|Reviews for The Hands of the King|
| GreyWolfEyes chapter 1 . 9/2/2011
Oh hello :)
So, first of all... From the very beginning of this one shot, you make it evident that you both empathize with and seem to really know Denethor, from your attention to the details of his physical pain to the intricacies of his emotional turmoil. I love how you include the fact that even in (near) death, Denethor still has the palantir.. The evil conduit that is greatly responsible for his descent into madness. And yet, as you describe water falling on the palantir's surface, you make it clear right away that even deep evil cannot always resist good, cannot always overtake it. Even a few drips of water may be enough to quench a fire..
During Denethor's brief inner monologue, I enjoyed how you showed his madness to be a by-product of his deep love for his sons, instead of his madness becoming a source of hatred for them (or, well a source of hatred for Faramir, anyway). You show a psychological picture of Denethor that many authors neglect.
| Osheen Nevoy chapter 1 . 11/20/2010
This is a fascinating story! I'd never encountered before, or thought of, the possibility that the hands of a healer might still be effective even after death. I liked the connection that Denethor feels between Eldacar's loss of his eldest son, and his own. At first I didn't understand why Denethor was trying to get Eldacar's robes, but I guess it was because he needed dry clothing?
I would love to see more of this tale; see it turned into part of a much longer story. I want the answers - to know what happened differently that made Denethor not have Faramir there with him in the House of the Stewards, and of course, to know what happens after this!

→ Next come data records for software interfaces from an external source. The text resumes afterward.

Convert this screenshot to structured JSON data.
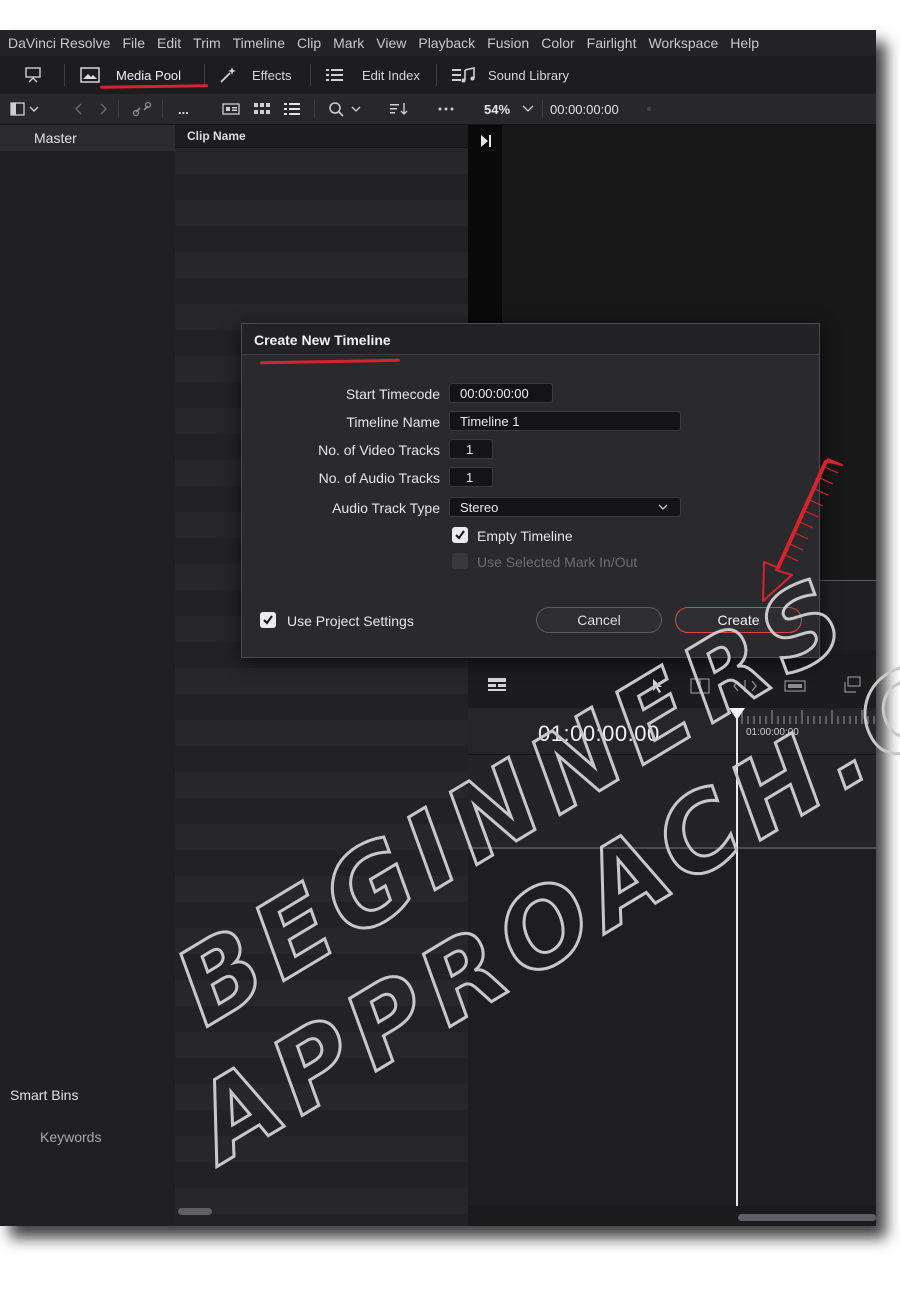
{
  "menubar": {
    "items": [
      "DaVinci Resolve",
      "File",
      "Edit",
      "Trim",
      "Timeline",
      "Clip",
      "Mark",
      "View",
      "Playback",
      "Fusion",
      "Color",
      "Fairlight",
      "Workspace",
      "Help"
    ]
  },
  "toolbar": {
    "media_pool": "Media Pool",
    "effects": "Effects",
    "edit_index": "Edit Index",
    "sound_library": "Sound Library"
  },
  "secondary_bar": {
    "more": "...",
    "zoom": "54%",
    "timecode": "00:00:00:00"
  },
  "bins": {
    "master": "Master",
    "smart_bins": "Smart Bins",
    "keywords": "Keywords"
  },
  "clip_list": {
    "header": "Clip Name"
  },
  "timeline": {
    "timecode": "01:00:00:00",
    "ruler_label": "01:00:00:00"
  },
  "dialog": {
    "title": "Create New Timeline",
    "fields": {
      "start_timecode": {
        "label": "Start Timecode",
        "value": "00:00:00:00"
      },
      "timeline_name": {
        "label": "Timeline Name",
        "value": "Timeline 1"
      },
      "video_tracks": {
        "label": "No. of Video Tracks",
        "value": "1"
      },
      "audio_tracks": {
        "label": "No. of Audio Tracks",
        "value": "1"
      },
      "audio_track_type": {
        "label": "Audio Track Type",
        "value": "Stereo"
      }
    },
    "empty_timeline": {
      "label": "Empty Timeline",
      "checked": true
    },
    "use_selected_mark": {
      "label": "Use Selected Mark In/Out",
      "checked": false,
      "disabled": true
    },
    "use_project_settings": {
      "label": "Use Project Settings",
      "checked": true
    },
    "cancel_label": "Cancel",
    "create_label": "Create"
  },
  "watermark": {
    "line1": "BEGINNERS",
    "line2": "APPROACH.COM"
  },
  "colors": {
    "annotation_red": "#d8232a",
    "create_border": "#e0473b"
  }
}
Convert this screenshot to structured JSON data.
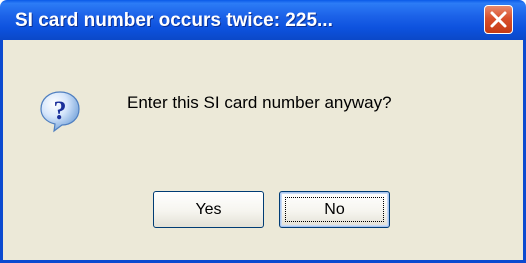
{
  "dialog": {
    "title": "SI card number occurs twice: 225...",
    "message": "Enter this SI card number anyway?",
    "icon": "question-icon",
    "buttons": {
      "yes_label": "Yes",
      "no_label": "No"
    },
    "focused_button": "No"
  },
  "colors": {
    "titlebar": "#1c62e8",
    "client_background": "#ece9d8",
    "close_button": "#d9502c",
    "border": "#0b4ad0"
  }
}
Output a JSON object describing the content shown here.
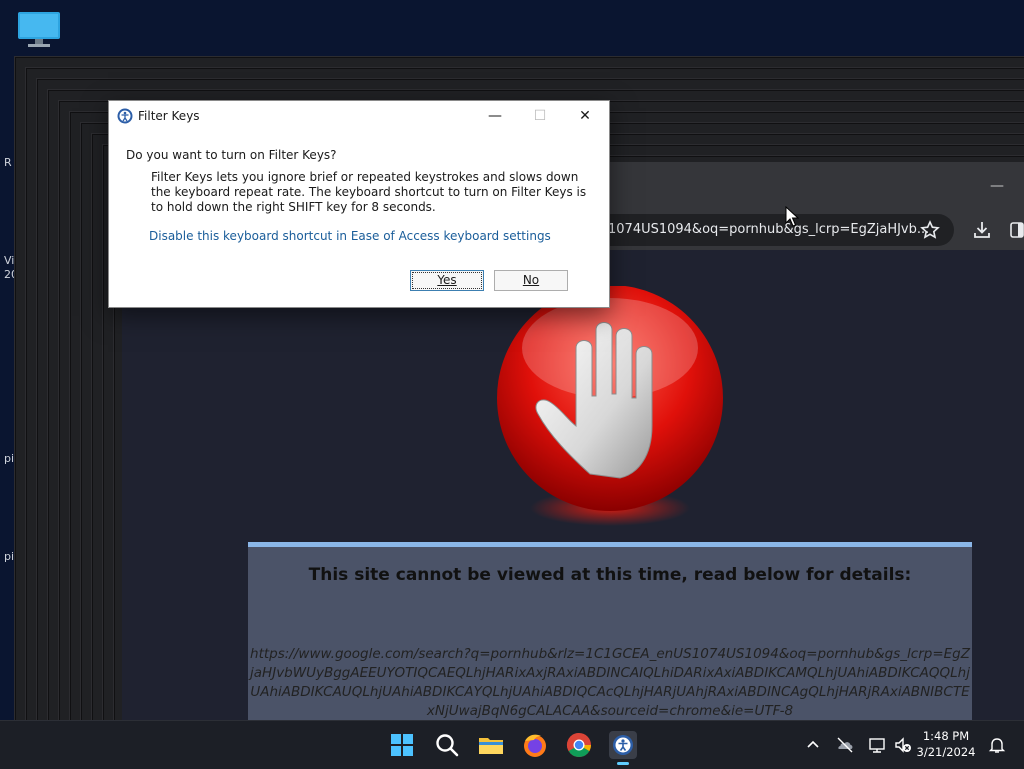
{
  "desktop": {
    "side_fragments": [
      "R",
      "Vi",
      "20",
      "pi",
      "pi"
    ]
  },
  "browser": {
    "minimize_glyph": "—",
    "address_bar_text": "1074US1094&oq=pornhub&gs_lcrp=EgZjaHJvb...",
    "page": {
      "heading": "This site cannot be viewed at this time, read below for details:",
      "blocked_url": "https://www.google.com/search?q=pornhub&rlz=1C1GCEA_enUS1074US1094&oq=pornhub&gs_lcrp=EgZjaHJvbWUyBggAEEUYOTIQCAEQLhjHARixAxjRAxiABDINCAIQLhiDARixAxiABDIKCAMQLhjUAhiABDIKCAQQLhjUAhiABDIKCAUQLhjUAhiABDIKCAYQLhjUAhiABDIQCAcQLhjHARjUAhjRAxiABDINCAgQLhjHARjRAxiABNIBCTExNjUwajBqN6gCALACAA&sourceid=chrome&ie=UTF-8"
    }
  },
  "dialog": {
    "title": "Filter Keys",
    "question": "Do you want to turn on Filter Keys?",
    "description": "Filter Keys lets you ignore brief or repeated keystrokes and slows down the keyboard repeat rate.  The keyboard shortcut to turn on Filter Keys is to hold down the right SHIFT key for 8 seconds.",
    "link": "Disable this keyboard shortcut in Ease of Access keyboard settings",
    "yes_label": "Yes",
    "no_label": "No",
    "minimize_glyph": "—",
    "maximize_glyph": "☐",
    "close_glyph": "✕"
  },
  "taskbar": {
    "time": "1:48 PM",
    "date": "3/21/2024",
    "apps": [
      "start-icon",
      "search-icon",
      "file-explorer-icon",
      "firefox-icon",
      "chrome-icon",
      "app-icon"
    ],
    "accent": "#60cdff"
  },
  "colors": {
    "desktop": "#0a1530",
    "browser_frame": "#35363a",
    "notice_bg": "#4b5368",
    "notice_border": "#8bb7e8",
    "link": "#1a5d9a"
  }
}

It seems probable that Denethor's attitude toward Aragorn and his healing hands might be a bit altered now that he's had this experience with the healing hands of another king?